My senior year in high school Bruce bought two albums. Chase and Chase Ennea. We always recorded the lp's on cassette and listened to the cassettes using the lp's as masters. That way the records didn't get scratched up. When I went to college I took the two cassettes and drove my dorm mates crazy listening to them. No one has ever hit the high notes on trumpet like Bill Chase. He reached for the rafters on every song. In Ennea the song Boys and Girls Together has a rift where you think he's gone as high as possible and then effortlessly he goes up about four steps. The group had four trumpets on one song during the rift they sound like sea gulls. Tragically just as he was getting recognized the band was killed in a plane crash in 1974. There are very few people that I've come across that ever heard of him. I was pleasantly surprised when I checked on the internet for this post to find you-tube, my space and facebook sites devoted to him.
Technology changed and I converted over to cd's. Bruce boxed up the lp's and has them buried in his garage. The cassettes gathered dust. Then this summer I found a little gadget that converts cassettes and lp's to digital on your computer. A few years ago I bought a stereo that converted lp's to cd's and I'm still converting them, wife has over 50 Elvis albums alone. This summer I've been bringing the cassettes back to life and the first cassettes were the two Chase's and I've been in heaven listening to them all summer.
Funny how just as I pulled Bill Chase out of the dust bin that he'd be resurrected on a national show, even though just about everybody watching wouldn't know who they were listening to.

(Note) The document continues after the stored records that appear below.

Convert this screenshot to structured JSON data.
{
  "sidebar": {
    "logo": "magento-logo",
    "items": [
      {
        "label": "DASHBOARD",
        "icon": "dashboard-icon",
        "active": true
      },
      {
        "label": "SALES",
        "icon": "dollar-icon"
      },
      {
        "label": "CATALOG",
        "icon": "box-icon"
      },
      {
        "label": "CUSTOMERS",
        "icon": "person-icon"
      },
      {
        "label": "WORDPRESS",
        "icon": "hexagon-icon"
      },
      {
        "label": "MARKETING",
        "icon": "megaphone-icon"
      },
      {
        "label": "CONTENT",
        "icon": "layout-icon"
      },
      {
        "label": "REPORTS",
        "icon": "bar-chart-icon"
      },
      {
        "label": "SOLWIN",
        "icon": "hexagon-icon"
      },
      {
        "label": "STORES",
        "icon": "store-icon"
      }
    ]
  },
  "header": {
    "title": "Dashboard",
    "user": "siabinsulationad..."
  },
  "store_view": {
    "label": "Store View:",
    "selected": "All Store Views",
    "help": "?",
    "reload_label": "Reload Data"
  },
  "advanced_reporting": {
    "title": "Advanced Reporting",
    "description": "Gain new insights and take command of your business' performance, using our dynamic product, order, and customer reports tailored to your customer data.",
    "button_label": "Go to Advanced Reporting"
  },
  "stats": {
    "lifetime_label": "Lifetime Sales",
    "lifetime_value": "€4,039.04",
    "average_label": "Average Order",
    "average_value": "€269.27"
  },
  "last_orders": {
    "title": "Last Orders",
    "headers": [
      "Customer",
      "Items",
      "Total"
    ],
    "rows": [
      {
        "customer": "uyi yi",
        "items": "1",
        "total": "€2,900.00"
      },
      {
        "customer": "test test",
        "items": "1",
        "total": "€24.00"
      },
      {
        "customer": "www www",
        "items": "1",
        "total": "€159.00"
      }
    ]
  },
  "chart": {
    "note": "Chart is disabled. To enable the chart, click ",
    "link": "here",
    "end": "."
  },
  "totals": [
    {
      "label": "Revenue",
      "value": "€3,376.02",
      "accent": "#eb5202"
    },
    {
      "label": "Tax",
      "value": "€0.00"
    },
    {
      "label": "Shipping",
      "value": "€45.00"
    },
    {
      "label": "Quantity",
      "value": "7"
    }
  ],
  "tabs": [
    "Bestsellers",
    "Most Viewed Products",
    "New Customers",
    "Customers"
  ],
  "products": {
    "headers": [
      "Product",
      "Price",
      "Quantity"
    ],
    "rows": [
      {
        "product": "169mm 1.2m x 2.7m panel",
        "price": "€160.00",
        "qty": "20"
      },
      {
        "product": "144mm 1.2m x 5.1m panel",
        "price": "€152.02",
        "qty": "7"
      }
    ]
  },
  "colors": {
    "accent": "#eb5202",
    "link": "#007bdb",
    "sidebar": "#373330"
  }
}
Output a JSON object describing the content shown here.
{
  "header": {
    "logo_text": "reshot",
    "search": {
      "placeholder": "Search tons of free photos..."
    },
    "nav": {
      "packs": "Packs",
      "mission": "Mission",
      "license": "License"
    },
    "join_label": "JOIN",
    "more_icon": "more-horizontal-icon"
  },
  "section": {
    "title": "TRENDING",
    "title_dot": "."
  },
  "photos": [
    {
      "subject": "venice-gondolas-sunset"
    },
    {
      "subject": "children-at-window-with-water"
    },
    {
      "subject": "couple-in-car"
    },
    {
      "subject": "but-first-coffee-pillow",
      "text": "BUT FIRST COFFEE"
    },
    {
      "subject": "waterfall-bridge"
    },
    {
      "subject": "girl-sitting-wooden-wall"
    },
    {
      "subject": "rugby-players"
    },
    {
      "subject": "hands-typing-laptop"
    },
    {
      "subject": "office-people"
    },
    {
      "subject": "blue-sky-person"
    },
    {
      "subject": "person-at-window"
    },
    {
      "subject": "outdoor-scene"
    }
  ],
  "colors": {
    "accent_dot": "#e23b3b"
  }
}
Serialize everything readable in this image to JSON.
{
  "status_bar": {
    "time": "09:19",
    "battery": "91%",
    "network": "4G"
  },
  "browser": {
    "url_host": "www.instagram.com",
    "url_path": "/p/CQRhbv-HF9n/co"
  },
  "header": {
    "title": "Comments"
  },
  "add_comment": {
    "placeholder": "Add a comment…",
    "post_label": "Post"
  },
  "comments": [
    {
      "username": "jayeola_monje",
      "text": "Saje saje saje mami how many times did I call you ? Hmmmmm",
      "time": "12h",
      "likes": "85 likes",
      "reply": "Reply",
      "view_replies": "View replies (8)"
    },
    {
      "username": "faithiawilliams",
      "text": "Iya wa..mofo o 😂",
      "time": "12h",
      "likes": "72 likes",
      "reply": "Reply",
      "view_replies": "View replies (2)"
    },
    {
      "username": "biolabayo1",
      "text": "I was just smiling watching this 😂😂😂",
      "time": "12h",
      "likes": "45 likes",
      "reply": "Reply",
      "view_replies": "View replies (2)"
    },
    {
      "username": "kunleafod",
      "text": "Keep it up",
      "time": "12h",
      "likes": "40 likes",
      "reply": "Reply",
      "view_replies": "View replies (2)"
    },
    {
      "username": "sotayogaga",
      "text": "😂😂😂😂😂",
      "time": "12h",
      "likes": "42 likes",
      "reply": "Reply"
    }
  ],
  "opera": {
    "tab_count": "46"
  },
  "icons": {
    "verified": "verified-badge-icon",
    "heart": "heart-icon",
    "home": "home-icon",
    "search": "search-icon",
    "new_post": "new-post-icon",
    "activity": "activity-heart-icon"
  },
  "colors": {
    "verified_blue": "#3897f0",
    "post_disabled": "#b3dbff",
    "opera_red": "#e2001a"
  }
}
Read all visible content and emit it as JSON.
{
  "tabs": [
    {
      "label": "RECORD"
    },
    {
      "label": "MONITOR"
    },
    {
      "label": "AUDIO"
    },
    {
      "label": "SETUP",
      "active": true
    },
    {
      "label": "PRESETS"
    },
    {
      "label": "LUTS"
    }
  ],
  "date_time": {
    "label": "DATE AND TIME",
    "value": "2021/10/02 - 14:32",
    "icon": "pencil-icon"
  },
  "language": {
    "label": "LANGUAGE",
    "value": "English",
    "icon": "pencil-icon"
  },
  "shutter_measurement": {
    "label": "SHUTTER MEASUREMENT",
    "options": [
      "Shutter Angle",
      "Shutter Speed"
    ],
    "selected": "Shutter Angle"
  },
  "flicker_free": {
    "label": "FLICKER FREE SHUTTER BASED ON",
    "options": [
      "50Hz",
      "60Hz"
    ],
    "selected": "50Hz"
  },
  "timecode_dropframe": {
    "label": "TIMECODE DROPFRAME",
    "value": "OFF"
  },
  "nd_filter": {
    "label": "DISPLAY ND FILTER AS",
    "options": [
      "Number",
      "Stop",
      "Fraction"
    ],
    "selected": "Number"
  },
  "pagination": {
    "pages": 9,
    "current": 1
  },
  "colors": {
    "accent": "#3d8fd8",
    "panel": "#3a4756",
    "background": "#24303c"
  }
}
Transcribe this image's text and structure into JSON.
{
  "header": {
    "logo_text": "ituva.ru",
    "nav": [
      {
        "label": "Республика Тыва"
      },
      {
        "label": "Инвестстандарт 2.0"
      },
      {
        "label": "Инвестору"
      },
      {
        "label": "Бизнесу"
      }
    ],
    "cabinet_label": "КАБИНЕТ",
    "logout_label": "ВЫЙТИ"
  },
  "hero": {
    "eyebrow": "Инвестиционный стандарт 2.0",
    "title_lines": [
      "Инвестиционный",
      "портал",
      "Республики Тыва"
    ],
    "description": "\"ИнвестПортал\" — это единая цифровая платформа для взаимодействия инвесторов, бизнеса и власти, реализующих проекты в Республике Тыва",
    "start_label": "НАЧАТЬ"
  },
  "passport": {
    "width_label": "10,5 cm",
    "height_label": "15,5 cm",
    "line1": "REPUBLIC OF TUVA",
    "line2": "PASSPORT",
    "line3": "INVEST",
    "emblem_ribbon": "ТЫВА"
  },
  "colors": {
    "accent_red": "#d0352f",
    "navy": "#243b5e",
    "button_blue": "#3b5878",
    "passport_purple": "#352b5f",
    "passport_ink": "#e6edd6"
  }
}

Tuesday, August 10, 2010

On the O2

Mom's home. Her lungs are clear of clots and heart is fine or so says the Cat Scan and stress test. She's still on the blood thinners and oxygen. They seem to think shortness of breath is the problem for her chest pains. She's not too happy about being tied down to the oxy tank, but hopefully this will get her feeling better.

Monday, August 09, 2010

Doctor's baffled

Mom's back in the hospital. I took her in today at nine in the morning. Doctor didn't decide to do anything until three thirty in the afternoon and they didn't get her into a Cat scan until eight tonight. I was with her most of the day, son is with her now and I'll be back first thing in the morning as I'm sure there's going to be a huge fight over whether to give her a stress test.
Everything they do is coming up negative, but she's still having chest pains.

Saturday, August 07, 2010


I've got a contest at my Optimus: Praetorian Guard blog. If you're interested check it out.

Sunday, August 01, 2010

Good News

The ADA did the sensible thing and dropped charges against the client. He was released Friday and was on a plane home Saturday. Not much we can do about the five months he spent in jail being beaten by fellow inmates with the guards watching trying to force a confession out of him. If you are going to charge someone with that serious a crime there needs to be more oversight by the prosecutor's office to make sure the evidence supports the charge.
Guess I'm back to being retired again. Watch out golf courses, here I come.

Slowly it goes

Mom doesn't snap back from illnesses as quickly as before. I've spent most of the last few days with her fixing her something to eat and other things. She's still weak, but starting to feel better.
I'm sending son and his family over today so they can get her some groceries while wife and I go to church.

The attorney I work for gave me a book, Trying Cases to Win: Voir Dire and Opening Arguments by Herbert J. Stern, and he's paying me five hours to read it. The one good thing of spending those days with Mom was it gave me time to read. It's five hundred pages so I guess he figured a hundred pages an hour. It was so full of legaleze that some parts I had to read two or three times to figure out what he was saying. By and large though since it's for the opening and summation that he's hired me to help him it's what I needed to read.